As we reach the deadline for the expiration of the collective bargaining agreement for the players union and the NFL, we as fans are faced with the very real possibility of a lock-out and we have to wonder if they will be able to come to a new agreement in time…
A few posts ago, I discussed the very real fear of brain injuries in the NFL. Just recently, Dave Duerson took his own life, believing he was suffering from C.T.E. (a condition created by traumatic brain injury), committed suicide and requested that his brain be donated to study the effects of football-related injury. (See this article for more information: http://www.wired.com/playbook/2011/02/duerson-suicide-brain-study/). It is my wish that through the new collective bargaining agreement, the players union will push for more health benefits, protection against playing when injured, and fight against the extra games being pushed for the regular season. As much as we, as regular people, think that players get too much credit, that we would be able to go out and play week after week, the truth is, we don’t know anything. I am more convinced than ever that any extension of the regular season will result in more injuries and more players on I.R. by the end of the season. Most players who have chose to comment agree that this will be more taxing than the average person thinks and that for the longevity of players, teams and the integrity of the play-offs, the NFL should not be pushing for these extra weeks.
Other terms involve money. The owners want players to take a pay-cut. Yes, I believe that players make a lot of money. A lot of them do. But I think the owners have asked for something like a billion dollar reduction in revenues for just the first year of the CBA alone. I don’t know many people, NFL players or paper-pushing office monkey who would want a pay-cut in these hard economic times. But what makes this different is, if the NFL can’t offer more protection against injuries, the money tends to offset the risk involved in the profession. Everyone likes to think that athletes are greedy. And maybe they are. But maybe they have at least one good reason to be, at this point.

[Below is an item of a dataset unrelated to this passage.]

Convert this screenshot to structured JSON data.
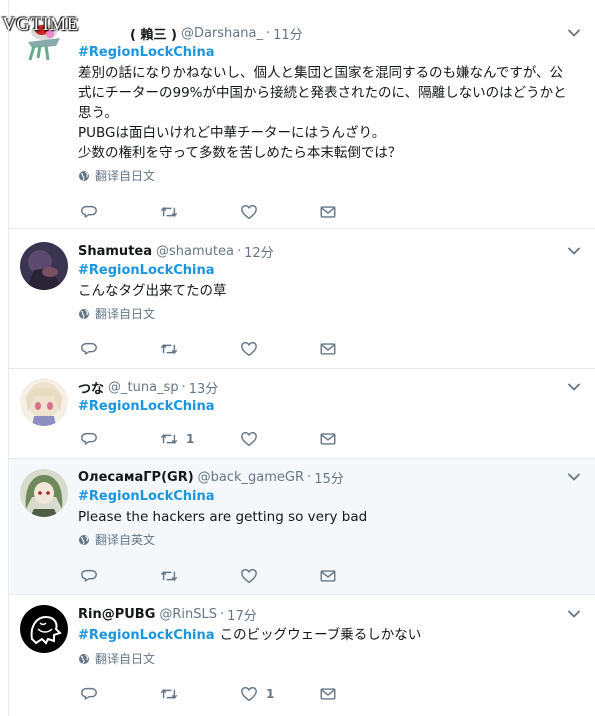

All in all, I’m not 100% convinced that an agreement will be made in time. I feel that the players are in a worse position than the owners though. Many owners can take the financial hit that this would cause. Some players could too. But it will hit them harder, and they have a bigger incentive to reach an agreement, which could result in a more lop-sided deal than I would like to see. Regardless, as the lockout becomes a possibility, this could affect everything from trades to the draft, to even watching games this fall. I hope that they get this worked out and figure out a way to just get along, for the sake of the sport.